▶ **INFORMATION SUPPLIED**:
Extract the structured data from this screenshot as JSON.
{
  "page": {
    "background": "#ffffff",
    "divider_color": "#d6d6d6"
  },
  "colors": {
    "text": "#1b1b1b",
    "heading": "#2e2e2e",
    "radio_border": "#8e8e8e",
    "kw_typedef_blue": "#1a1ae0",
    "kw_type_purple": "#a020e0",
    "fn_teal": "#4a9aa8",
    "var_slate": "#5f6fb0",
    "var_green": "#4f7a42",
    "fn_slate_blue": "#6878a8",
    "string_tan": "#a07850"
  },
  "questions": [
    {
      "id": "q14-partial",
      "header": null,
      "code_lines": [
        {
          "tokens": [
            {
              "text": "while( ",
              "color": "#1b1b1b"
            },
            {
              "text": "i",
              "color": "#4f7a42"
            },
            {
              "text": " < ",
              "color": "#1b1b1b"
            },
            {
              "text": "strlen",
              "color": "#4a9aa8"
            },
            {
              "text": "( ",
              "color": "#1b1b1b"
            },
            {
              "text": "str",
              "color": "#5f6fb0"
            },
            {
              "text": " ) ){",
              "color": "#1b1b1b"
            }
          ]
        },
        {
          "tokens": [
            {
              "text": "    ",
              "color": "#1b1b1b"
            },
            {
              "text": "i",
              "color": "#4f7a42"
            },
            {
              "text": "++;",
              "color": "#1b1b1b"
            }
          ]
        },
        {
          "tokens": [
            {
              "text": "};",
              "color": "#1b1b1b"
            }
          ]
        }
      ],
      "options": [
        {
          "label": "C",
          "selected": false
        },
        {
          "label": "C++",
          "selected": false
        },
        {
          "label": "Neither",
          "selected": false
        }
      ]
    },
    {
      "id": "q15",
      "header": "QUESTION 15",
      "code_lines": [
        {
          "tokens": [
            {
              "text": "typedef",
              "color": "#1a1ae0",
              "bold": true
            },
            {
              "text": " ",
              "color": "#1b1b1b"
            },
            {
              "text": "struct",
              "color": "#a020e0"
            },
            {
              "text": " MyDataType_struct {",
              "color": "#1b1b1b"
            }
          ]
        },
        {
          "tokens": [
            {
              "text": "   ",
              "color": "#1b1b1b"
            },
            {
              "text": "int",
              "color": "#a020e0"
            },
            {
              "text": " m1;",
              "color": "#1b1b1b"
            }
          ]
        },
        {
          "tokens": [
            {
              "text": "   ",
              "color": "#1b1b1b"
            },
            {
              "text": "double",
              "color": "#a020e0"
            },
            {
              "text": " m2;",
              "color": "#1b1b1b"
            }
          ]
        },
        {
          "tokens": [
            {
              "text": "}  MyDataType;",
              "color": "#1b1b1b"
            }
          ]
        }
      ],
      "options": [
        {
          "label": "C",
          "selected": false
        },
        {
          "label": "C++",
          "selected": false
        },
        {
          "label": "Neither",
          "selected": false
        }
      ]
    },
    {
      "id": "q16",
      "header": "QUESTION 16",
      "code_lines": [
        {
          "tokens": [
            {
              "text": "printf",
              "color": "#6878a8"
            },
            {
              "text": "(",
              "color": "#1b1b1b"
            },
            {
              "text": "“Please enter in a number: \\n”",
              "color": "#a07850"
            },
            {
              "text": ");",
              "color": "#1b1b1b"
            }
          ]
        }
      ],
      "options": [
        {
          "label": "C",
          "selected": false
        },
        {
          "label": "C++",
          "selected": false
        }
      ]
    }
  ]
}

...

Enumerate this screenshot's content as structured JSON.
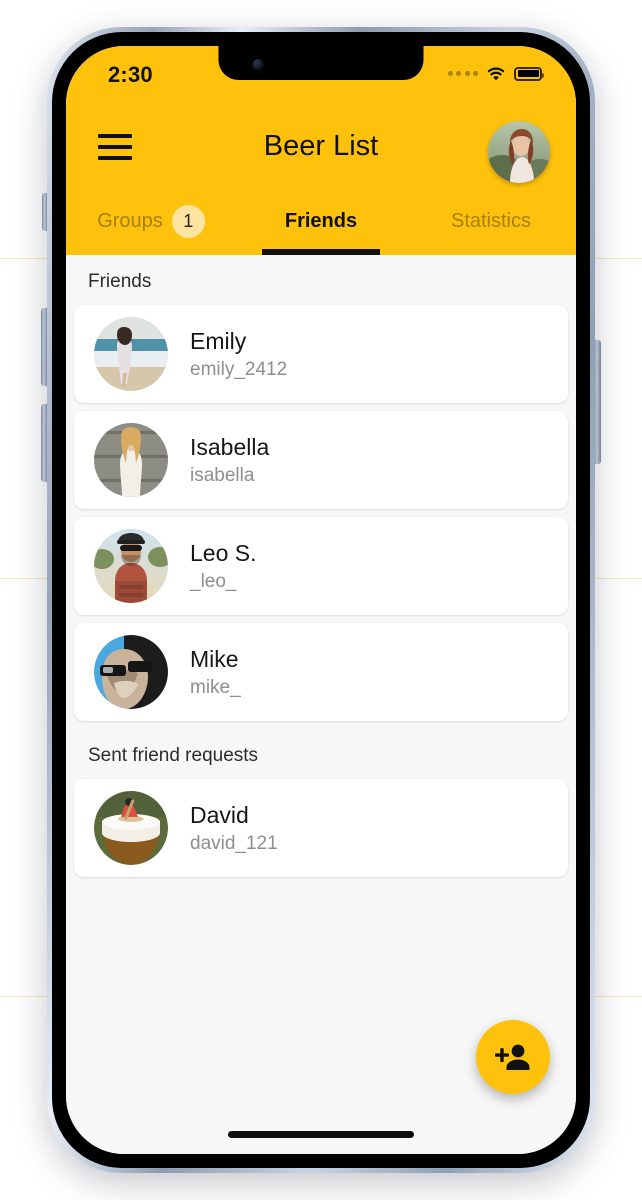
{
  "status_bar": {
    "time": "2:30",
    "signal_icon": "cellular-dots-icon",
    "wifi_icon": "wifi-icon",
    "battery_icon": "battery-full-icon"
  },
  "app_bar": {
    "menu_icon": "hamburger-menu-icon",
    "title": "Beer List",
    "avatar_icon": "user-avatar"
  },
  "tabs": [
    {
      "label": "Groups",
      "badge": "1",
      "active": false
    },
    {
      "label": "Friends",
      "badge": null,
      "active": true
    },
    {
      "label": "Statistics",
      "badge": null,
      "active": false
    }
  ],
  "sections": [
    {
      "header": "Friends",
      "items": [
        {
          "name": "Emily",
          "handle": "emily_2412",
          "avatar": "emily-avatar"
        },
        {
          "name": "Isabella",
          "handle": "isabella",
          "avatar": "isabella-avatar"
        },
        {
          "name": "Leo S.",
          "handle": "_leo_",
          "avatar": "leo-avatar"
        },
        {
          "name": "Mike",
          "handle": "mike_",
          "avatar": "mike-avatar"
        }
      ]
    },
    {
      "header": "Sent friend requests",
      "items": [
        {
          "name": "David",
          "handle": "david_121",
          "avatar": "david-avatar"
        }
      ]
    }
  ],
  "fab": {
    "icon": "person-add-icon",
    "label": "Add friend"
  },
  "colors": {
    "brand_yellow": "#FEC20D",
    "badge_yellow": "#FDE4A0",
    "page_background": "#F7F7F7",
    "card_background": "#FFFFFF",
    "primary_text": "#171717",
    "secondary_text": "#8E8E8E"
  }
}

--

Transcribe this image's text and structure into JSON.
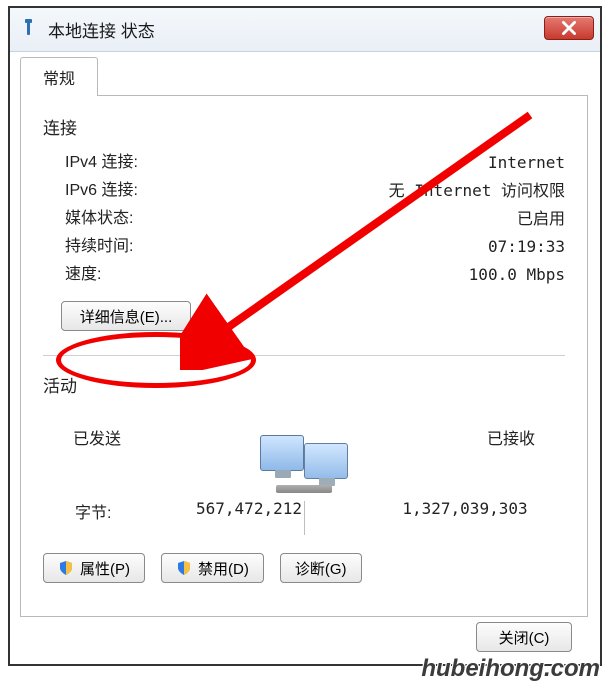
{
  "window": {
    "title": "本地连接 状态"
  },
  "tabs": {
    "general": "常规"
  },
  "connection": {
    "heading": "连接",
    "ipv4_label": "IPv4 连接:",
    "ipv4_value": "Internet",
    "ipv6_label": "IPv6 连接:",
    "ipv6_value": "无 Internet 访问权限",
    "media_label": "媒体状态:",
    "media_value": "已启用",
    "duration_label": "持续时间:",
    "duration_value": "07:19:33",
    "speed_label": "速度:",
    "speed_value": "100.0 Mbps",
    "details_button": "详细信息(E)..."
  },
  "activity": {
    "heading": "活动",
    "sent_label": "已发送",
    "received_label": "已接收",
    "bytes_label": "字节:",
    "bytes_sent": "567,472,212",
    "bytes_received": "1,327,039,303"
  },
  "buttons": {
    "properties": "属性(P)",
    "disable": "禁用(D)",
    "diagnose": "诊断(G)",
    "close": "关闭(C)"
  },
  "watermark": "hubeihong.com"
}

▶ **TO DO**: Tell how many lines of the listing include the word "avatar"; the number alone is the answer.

▶ **ANSWER TO THIS TASK**: 6